It has been a fairly uneventful week-and-a-bit during which I have been going to work in a semi-holiday state of mind. April is definitely the slow period as far as education in Thailand is concerned as it is the summer vacation between school years. As the Thai New Year — Songkran — comes mid-month, most businesses close up shop as the entire country attempts to relax. I still have a few lessons each week with individual students as well as a business course on Saturdays but it is a very relaxing atmosphere at the moment. My agency will actually close down completely from this Saturday (April 13 is “official” Songkran Day) and will reopen next Wednesday. My student has already cancelled his Friday evening lesson (which happens to coincide with our payday), so I will start holiday festivities early. I do have some tentative plans for the long weekend but I will report on those in next week’s update, hopefully with some photos and video.
Phuket Town is fortunate to have a wide variety of museums and more on the way. Having been a stamp collector for much of my life, I’m very happy to live a pleasant ten-minute walk from one of Thailand’s eight philatelic museums. The other seven are located in Chiang Mai, Khon Kaen, Nakhon Ratchasima, Ubon Ratchathani, Nakhon Sawan, Hat Yai, and behind the Samsen Nai post office in Bangkok. The postal counter in the Phuket museum is my only source of Thai new issues aside from the occasional order placed online.
Another month gone and this one went by very quickly indeed! I was on holiday for much of April due to the Thai New Year (Songkran) occurring mid-month and my language school students canceled most of their lessons in order to enjoy the nationwide bout of laziness. Even my local postman took a couple of weeks of vacation during which we had no home mail delivery as Thailand Post has severe manpower shortages; upon his return, I received a HUGE stack of mail with plenty of new stamps to add to my collection.
Yesterday was a rather rainy holiday in Phuket – the 64th birthday of Her Majesty Queen Sirikit. A mid-afternoon break in the rain gave me the chance to take a short walk up the tree-lined Narisorn Road in northeastern Phuket Town. This is where most of the province’s government buildings are located and so is relatively free of development.
The most notable of these buildings is Sala Klang Changwat Phuket, or Phuket Provincial Hall in English. Construction on this beautiful building, the first in Thailand to be made of reinforced concrete, was finished one hundred years ago during the Governorship of Phraya Rasadanupradit Mahitsaraphakdi (Kaw Simbi na Ranong).
Today is the first day of issue for Thailand’s new 4-stamps and souvenir sheet depicting owls. I love buying stamps on the day of release. Sometimes the clerk will let me use the old handstamp to add a Phuket postmark to the official first day cover.
I dragged myself out of bed much earlier than usual for a Monday morning and made the brief walk to Phuket’s main post office, dodging much heaver-than-normal traffic. One of the princesses was in town for a royal visit to a couple of local schools so a few streets were blocked-off.

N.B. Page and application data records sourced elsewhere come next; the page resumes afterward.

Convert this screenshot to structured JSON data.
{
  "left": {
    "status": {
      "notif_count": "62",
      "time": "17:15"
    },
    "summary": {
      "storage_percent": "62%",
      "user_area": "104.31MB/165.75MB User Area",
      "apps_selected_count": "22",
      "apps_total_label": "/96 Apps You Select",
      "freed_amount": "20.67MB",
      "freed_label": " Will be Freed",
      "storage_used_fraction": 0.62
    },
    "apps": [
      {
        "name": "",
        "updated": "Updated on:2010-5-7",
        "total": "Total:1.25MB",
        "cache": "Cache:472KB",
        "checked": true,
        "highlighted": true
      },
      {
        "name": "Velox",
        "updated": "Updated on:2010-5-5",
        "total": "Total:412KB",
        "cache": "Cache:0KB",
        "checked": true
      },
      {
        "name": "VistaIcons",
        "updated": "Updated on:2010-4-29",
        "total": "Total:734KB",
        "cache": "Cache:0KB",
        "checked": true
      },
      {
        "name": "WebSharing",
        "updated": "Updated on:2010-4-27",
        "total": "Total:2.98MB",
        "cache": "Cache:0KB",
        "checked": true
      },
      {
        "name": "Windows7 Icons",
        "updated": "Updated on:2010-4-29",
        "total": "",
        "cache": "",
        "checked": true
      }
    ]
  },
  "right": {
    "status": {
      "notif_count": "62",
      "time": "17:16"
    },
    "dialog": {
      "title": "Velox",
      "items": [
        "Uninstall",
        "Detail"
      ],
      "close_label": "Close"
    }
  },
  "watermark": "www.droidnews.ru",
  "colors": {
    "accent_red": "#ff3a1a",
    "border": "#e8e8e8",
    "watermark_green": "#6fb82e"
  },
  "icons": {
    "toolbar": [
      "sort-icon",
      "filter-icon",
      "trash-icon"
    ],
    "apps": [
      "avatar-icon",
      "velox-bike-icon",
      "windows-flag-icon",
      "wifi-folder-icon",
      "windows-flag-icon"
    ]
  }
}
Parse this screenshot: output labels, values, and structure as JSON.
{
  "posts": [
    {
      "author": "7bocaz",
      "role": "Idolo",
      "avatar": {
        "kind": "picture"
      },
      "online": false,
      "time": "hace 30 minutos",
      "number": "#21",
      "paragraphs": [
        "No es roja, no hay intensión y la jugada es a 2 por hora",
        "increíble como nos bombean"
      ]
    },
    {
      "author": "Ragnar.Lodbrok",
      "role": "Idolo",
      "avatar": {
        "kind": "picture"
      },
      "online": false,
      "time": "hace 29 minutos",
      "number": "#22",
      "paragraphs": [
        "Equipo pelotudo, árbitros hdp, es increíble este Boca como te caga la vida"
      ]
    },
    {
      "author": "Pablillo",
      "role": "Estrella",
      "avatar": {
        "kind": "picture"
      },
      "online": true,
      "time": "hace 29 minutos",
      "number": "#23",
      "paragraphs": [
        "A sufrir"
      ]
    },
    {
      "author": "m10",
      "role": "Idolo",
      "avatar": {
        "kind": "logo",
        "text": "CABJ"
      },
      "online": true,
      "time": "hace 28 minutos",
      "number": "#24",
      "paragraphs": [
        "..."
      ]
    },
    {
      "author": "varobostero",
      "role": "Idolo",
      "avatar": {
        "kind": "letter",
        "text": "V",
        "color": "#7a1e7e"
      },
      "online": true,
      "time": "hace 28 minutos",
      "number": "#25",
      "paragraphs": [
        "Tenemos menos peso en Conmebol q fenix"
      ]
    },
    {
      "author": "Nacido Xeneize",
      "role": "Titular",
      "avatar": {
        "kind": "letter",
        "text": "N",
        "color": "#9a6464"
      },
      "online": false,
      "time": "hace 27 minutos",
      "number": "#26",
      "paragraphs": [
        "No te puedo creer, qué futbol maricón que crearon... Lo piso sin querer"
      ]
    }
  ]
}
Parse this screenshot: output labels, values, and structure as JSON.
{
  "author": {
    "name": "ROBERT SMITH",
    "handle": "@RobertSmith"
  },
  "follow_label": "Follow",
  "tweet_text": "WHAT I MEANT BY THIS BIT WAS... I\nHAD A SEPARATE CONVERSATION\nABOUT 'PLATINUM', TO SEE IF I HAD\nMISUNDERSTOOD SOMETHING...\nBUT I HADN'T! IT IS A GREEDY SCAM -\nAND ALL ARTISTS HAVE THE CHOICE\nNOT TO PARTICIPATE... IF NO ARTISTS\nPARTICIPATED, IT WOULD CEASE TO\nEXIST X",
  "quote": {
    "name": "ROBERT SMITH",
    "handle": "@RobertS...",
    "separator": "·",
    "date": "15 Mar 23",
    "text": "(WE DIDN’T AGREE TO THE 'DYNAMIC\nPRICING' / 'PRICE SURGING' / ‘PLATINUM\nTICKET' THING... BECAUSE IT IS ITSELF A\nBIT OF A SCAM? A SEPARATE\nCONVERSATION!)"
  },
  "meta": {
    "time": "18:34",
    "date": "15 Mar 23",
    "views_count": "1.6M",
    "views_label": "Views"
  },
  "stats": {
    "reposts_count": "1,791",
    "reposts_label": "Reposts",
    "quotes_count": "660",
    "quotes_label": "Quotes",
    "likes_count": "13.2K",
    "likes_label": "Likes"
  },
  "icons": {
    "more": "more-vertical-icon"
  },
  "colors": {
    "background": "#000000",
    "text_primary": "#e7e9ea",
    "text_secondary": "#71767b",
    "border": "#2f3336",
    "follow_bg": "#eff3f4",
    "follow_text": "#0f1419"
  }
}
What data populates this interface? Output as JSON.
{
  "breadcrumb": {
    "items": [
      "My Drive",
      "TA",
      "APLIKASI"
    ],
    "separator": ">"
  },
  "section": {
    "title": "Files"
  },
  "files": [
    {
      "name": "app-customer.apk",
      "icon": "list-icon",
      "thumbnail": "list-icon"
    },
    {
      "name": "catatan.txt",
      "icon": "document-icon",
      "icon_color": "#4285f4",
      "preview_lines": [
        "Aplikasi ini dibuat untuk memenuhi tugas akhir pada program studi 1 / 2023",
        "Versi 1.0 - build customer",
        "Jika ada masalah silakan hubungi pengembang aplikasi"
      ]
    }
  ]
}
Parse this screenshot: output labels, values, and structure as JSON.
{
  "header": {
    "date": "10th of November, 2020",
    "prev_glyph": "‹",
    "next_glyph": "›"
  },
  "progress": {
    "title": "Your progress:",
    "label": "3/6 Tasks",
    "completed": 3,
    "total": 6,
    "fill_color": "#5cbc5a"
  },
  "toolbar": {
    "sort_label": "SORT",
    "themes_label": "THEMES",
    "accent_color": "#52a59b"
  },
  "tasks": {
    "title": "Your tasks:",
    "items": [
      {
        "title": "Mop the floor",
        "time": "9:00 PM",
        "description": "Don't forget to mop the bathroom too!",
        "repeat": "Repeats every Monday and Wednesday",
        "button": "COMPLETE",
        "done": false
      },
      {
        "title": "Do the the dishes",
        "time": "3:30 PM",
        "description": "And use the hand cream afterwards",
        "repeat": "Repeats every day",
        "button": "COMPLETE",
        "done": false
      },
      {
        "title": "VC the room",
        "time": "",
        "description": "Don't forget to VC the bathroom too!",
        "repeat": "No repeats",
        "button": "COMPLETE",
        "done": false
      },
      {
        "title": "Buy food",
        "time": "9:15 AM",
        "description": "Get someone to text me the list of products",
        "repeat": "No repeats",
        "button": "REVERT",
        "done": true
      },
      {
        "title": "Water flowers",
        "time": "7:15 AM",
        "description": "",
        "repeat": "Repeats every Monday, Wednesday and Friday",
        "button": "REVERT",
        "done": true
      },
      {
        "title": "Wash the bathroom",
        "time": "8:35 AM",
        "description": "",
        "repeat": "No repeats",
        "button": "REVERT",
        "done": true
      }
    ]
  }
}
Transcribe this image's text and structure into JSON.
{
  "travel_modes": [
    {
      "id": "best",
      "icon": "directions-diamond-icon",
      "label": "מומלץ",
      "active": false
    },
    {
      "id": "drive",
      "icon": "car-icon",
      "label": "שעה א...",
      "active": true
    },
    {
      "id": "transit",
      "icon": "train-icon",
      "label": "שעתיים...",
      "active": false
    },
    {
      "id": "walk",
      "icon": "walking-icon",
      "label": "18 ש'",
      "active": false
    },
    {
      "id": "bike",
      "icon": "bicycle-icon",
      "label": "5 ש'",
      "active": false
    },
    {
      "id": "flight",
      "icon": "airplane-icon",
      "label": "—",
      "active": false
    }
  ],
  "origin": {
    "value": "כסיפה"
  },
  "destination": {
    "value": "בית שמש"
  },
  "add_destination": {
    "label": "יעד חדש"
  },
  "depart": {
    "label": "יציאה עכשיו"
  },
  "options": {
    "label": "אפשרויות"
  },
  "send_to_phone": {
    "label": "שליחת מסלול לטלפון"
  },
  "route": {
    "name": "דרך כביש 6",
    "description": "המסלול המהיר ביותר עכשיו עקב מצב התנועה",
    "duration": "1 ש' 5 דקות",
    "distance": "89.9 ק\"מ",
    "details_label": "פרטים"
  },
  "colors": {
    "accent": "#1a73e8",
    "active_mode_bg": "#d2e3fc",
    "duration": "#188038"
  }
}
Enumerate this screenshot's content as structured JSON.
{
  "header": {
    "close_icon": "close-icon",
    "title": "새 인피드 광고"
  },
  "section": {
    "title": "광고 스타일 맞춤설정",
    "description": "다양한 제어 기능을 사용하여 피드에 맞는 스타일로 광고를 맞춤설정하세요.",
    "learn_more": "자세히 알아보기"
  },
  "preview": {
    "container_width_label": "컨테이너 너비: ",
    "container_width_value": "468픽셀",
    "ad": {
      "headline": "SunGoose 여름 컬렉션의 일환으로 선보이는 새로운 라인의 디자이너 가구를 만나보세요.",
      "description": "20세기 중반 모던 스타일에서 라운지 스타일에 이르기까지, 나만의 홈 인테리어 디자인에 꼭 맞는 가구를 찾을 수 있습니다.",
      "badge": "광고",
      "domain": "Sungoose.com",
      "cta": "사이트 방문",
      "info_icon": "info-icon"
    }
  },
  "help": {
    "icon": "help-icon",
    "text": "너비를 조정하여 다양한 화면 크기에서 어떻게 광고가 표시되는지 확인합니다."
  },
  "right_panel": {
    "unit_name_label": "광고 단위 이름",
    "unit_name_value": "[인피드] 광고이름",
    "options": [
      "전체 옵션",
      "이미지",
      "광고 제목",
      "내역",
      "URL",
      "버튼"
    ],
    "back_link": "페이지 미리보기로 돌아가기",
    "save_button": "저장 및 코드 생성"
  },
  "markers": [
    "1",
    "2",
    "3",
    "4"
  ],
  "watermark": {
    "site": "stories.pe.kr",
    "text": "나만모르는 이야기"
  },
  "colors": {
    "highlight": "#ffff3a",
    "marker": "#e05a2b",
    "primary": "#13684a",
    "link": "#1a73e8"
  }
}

Arriving at the Montree-Talang Intersection (yes, they do name them here), I paused to take a few photos of the old Post & Telegraph Office for a future blog. The historic building houses the Phuket Philatelic Museum and I was pleased to see a banner advertising the Thailand 2013 World Stamp Exhibition which opens in Bangkok on Friday.
The next two-and-a-half weeks will see a veritable avalanche of new issues emanating from the mail bags of Thai Post with no less than seven separate releases scheduled. For a country that usually sees between one and three stamp issues in any given month that’s quite a change. But a pleasant one for a collector such as myself.
In fact, two of the reasons I love collecting Thai stamps are the limited number of releases per year and their affordability. It does help that the designs are for the most part strikingly beautiful and the subject matter invariably interesting (even the fact that a stamp will be issued this December commemorating a cement company this is “interesting”).
Continue reading “Get Ready for a Thai Stamp Onslaught”
I’ve collected stamps on-and-off for more than 30 years now. Sometime around my tenth birthday I was given my mother’s old worldwide “Modern Stamp Album” – 1935 edition. The blue cloth cover was faded and many of the hinged were brown and brittle with age but it was a great start to what would become a lifelong hobby.
During the Second World War, Mom – and her big brother, George – had lived across the street from the New Mexico state capitol building in Santa Fe. They used to raid the trash dumpster looking for envelopes with the stamps still intact. As the various government agencies received mail from all over the world, this was a great source for their collections. Some years after I’d been given Mom’s old album, I my Uncle George gave me his as well.